  1. Select the parallel word form that best completes the sentence.
  2. Compare your response to the feedback by clicking the "check" or "check 11-20" button.





















Practice 3

Nose Ring

nose ring

Read for Errors

Jeannie has a new nose ring.  She is both excited and defensive about it. Jeannie's parents were upset with and frustrated by their daughter's decision. Her parents think she will be passed over and discriminated against because of her nose piercing. They believe the piercing will alienate her from potential employers and keep her from making new client contacts. They say their belief is based on and supported by research by Northwestern University. One psychologist said that the display of tatoos and the wearing of body piercings is rooted in a person's desire to be rebellious.

Jeannie is annoyed with and frustrated by this conservative way of thinking.  For centuries, a number of cultures have engaged in and celebrated rites with body tatoos and piercings. Jeannie feels that piercing one's nose is similar to and not different from piercing one's ears, which is a common beauty practice.
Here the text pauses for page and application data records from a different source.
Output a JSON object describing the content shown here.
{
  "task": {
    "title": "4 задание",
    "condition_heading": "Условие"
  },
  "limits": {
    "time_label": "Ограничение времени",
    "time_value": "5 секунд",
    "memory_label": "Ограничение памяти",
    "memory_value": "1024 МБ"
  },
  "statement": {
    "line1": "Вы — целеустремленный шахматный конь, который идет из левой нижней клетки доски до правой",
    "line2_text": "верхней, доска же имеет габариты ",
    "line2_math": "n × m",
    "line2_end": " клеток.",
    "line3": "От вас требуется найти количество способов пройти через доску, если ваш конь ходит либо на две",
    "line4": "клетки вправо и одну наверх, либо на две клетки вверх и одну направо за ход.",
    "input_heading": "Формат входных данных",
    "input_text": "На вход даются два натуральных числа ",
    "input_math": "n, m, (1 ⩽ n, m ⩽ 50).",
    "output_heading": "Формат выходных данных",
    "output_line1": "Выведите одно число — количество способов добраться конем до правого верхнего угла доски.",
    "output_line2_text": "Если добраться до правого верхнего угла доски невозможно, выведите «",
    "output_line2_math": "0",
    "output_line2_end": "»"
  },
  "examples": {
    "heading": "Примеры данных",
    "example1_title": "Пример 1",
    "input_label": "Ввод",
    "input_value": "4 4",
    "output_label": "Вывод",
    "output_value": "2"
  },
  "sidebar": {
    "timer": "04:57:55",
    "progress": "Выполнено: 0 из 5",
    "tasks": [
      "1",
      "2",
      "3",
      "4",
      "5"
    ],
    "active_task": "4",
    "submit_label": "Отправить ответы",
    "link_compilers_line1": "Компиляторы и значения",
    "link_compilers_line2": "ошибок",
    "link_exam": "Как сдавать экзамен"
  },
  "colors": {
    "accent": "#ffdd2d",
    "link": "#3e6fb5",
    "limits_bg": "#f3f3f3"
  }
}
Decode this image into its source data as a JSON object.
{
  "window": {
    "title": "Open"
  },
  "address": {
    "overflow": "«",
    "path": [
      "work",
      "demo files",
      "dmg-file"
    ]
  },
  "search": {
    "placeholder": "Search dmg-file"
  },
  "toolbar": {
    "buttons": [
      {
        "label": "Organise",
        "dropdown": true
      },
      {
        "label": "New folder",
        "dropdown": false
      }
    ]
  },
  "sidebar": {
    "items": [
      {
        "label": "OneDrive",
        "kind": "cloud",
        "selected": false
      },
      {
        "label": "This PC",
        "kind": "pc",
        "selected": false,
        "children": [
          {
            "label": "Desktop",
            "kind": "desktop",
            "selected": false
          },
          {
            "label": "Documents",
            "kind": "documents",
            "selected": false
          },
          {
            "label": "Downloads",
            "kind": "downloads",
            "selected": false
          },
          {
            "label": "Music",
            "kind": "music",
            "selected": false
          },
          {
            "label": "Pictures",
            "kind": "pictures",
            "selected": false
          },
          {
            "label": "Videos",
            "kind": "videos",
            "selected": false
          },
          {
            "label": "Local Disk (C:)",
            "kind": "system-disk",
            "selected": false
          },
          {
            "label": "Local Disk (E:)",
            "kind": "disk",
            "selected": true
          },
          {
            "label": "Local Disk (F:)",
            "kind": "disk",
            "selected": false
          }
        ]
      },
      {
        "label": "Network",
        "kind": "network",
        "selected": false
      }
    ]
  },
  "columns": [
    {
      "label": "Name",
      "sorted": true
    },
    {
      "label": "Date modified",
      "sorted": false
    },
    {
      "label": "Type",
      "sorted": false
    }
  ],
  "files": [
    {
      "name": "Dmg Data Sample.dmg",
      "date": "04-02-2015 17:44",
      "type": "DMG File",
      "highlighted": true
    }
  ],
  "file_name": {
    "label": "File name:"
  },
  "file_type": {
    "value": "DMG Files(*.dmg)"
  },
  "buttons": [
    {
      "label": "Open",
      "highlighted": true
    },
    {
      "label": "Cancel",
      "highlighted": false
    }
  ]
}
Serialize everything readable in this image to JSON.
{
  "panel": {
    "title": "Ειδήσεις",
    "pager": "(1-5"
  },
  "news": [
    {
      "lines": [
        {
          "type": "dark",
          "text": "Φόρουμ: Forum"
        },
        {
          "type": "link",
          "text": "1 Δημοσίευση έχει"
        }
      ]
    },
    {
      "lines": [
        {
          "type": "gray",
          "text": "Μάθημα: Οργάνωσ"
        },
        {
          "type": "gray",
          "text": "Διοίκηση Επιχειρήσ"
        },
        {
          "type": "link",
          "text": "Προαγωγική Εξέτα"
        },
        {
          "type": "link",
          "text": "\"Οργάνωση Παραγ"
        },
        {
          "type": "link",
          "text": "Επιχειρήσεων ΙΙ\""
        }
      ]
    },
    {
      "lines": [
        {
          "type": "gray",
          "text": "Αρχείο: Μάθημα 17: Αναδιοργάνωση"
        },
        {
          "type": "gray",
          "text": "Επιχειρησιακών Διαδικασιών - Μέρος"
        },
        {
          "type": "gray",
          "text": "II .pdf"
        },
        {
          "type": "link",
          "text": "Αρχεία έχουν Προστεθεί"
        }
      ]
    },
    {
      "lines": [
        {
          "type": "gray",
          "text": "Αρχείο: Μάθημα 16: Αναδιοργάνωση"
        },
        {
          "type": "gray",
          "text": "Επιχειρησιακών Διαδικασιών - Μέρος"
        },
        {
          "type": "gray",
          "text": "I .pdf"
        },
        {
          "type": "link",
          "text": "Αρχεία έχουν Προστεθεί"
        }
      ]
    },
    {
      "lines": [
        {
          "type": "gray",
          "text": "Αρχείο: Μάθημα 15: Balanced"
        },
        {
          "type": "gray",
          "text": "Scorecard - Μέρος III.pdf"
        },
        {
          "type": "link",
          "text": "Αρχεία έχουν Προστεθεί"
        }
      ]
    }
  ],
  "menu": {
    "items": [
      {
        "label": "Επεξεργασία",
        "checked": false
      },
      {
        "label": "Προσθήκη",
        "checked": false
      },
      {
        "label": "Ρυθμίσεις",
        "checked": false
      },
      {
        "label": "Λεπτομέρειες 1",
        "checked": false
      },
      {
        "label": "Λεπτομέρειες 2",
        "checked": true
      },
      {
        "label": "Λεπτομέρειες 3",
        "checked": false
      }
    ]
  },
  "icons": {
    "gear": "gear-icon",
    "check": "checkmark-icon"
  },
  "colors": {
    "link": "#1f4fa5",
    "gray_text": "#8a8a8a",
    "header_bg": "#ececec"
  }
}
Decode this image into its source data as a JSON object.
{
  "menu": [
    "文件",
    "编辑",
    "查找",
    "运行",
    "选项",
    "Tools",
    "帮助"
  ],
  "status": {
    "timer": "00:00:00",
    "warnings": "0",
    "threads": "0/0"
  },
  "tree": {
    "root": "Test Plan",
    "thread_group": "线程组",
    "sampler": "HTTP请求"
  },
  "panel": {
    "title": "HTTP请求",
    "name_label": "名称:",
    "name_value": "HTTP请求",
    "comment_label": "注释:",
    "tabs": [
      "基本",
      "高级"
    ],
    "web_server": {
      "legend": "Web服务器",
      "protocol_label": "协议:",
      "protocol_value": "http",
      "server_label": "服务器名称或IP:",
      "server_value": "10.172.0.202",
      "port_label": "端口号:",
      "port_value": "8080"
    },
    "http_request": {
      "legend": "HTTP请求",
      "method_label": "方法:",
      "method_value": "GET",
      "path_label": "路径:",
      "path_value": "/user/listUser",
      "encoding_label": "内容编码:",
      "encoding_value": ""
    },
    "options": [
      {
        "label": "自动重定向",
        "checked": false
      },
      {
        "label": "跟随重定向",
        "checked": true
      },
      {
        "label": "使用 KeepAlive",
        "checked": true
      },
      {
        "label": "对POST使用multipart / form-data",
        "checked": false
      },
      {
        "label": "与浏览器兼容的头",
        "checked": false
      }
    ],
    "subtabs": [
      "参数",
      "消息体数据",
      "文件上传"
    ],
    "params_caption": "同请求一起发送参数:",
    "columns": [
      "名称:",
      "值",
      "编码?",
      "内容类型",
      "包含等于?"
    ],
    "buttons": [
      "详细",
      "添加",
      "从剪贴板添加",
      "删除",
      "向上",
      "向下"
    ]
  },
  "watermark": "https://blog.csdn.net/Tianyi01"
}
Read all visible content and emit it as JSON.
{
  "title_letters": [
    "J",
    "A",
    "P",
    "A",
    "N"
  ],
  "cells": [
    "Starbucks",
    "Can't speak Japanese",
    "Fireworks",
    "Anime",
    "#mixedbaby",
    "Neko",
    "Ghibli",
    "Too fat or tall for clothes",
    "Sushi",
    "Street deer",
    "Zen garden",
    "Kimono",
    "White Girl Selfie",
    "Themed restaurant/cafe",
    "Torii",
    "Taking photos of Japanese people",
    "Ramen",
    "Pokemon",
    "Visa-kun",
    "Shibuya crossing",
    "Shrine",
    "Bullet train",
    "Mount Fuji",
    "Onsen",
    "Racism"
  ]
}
Jeannie keeps reminding her parents that the opinions of and judgments about people with body piercings are changing.

alienate (V) — make distant, make unwilling to support you

annoy (V) — bother, irritate, displease

century (N) — 100 years

conservative (Adj) — not liking changes or new ideas

defensive (Adj) — behaving in a way that shows you think someone is a threat or criticizing you, even if they are not

descriminated (participle) — be treated differently from another in an unfair way

engage (V) — participate

judgment / judgement (N) — to think over and form an opinion; assess and conclude

pass over (verbal expression) — overlook, not appreciate

piercing (N) — a hole made through part of your body so that you can put jewelery there, or the process of making the hole

potential (Adj) — possible in the future

rebellious (Adj) — willingly disobeying rules; bahaving in a way that goes against authority

rites (N) — a ceremony that is always performed in the same way, usually for religious purposes





Decide whether the preposition should be included with the parallel verb forms.

  1. Select the parallel word form that best completes the sentence.
  2. Compare your response to the feedback by clicking the "check" or "check 21-30" button.


Jeannie has a new nose ring. She is both excited and defensive about it.